That phrase, know thyself, has been around for thousands of years. It is one of the maxims thought to have been given by the Oracle at Delphi. And Plato used this saying quite a bit in his dialogues of Socrates.
That maxim is truly the gateway to happiness.
And yet so few people really understand its meaning.
Knowing oneself has nothing to do with looking in a mirror or understanding why we react in certain ways at various times. Nor does it have to do with digging into the root of our preferences, biases, and prejudices. And it certainly has nothing to do with our upbringing, childhood experiences, or even any past lives that might be elicited in therapy sessions.
Know thyself means one thing, and it is this: identifying with who we really are.
So, who are we?
Let’s start with who we are not. Unfortunately, it’s everything we think we are.
Most of us see ourselves as an amalgam of:
- Social / professional roles – e.g. mom, dad, brother, sister, son, daughter, husband, wife, partner, friend, job title, inventor, artist, entrepreneur
- Religious / societal standing – e.g. rich, poor, middle class, christian, jewish, muslim, hindu, atheist, citizen of a particular country
- Character viewpoint – e.g. polite, charitable, smart, witty, friendly, compassionate, independent, logical, practical, liberal, conservative
- Personal story – e.g. winner, loser, victim, survivor
In fact, if someone asked you, “Tell me about yourself,” you would likely give an answer comprised of the components above.
The challenge is that who we think we are is so far removed from who we really are.
When we engage in our daily lives and experience the world around us, our thoughts get sucked into the people, places, situations, and events. Usually those thoughts center upon what “this” means for me or people I care about.
If we judge it to be “good”, then we have “positive” emotions. Conversely, if we see it as bad, we experience negative emotions.
Our emotions flow directly as a result of the thoughts we have about our bodies and what’s going on in the world around us – whether it is something happening now, in the past, or might happen in the future.
But our emotions don’t just result from our thoughts – they reinforce those thoughts. Think of it this way: I have a thought about a situation. This leads to various emotions. The emotions make it even more likely that I’ll continue the same thought patterns. Which leads to further reinforcement of the emotions.
It doesn’t matter if the emotions are “good” or “bad” – what matters is that we get enmeshed with them. Meaning this: the more we relate to the emotions, the more distant we become from our true selves.
The real me is the thinker of the thoughts, not the experiencer of the emotions.
And once we deeply relate to our emotions, we no longer know thyself.
Does that mean that the key to happiness is regulating our emotions? Not at all, nor is that even helpful. Whenever we feel that we need to regulate or temper our emotions, we’re just enmeshed with a different emotion, the one that results from judging ourselves as needing to change our emotion.

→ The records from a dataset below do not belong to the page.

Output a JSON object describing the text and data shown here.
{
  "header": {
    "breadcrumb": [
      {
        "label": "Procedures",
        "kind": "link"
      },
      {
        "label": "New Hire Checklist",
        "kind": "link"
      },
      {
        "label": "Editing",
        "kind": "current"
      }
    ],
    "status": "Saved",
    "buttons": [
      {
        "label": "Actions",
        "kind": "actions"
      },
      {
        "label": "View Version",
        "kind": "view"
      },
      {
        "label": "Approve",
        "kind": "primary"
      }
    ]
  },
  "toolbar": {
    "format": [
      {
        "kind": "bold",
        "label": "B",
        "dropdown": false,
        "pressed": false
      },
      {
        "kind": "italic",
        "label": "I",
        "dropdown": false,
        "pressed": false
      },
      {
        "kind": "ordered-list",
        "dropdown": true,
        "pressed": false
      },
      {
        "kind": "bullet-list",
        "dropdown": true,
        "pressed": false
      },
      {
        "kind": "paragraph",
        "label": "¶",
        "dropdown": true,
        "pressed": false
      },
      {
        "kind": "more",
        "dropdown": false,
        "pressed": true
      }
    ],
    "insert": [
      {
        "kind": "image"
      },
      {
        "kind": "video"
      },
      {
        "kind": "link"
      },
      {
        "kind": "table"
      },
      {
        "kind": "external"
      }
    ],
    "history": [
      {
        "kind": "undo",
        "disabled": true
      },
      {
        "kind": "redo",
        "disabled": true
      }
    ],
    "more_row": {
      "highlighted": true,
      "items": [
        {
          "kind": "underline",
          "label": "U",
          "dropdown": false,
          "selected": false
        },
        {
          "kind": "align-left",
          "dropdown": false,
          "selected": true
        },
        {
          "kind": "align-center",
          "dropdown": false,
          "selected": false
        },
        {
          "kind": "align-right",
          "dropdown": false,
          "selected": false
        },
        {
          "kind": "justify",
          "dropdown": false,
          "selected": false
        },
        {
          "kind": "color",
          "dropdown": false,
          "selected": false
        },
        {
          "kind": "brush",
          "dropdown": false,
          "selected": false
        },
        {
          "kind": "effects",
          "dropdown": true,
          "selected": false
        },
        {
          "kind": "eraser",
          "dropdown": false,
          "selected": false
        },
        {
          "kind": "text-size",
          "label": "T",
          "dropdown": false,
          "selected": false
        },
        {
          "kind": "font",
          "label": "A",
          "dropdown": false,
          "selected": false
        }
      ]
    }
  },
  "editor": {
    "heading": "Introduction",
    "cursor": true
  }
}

Once again, the key to happiness is realizing that the real me is the thinker of the thoughts, not the experiencer of the emotions. The “false” self (also known as the ego) is the experiencer of the emotions. The false self is also the one that believes who we are is a function of what we have, what we do, and how others see us. The false self is the one that gets subsumed into the thought-emotion vortex.
When we practice becoming the observer of our emotions, we get one step closer to the source of all emotion, which is our thoughts. And from there, it is a small step to the source of thought – which is our true self, the pinnacle of true happiness.
So the next time we find ourselves in the grip of any emotion, we can remember the idea that our emotions don’t result from the world around us, rather they follow from our thoughts. It’s at that point we can recognize that we are the thinker of the thoughts and master of our experiences.
Each time we practice that gets us one step closer to knowing our true selves and experiencing real happiness.
Join me in Monday’s class where we’ll explore this concept of knowing thyself and how we can practice making such a liberating insight. I look forward to seeing you then.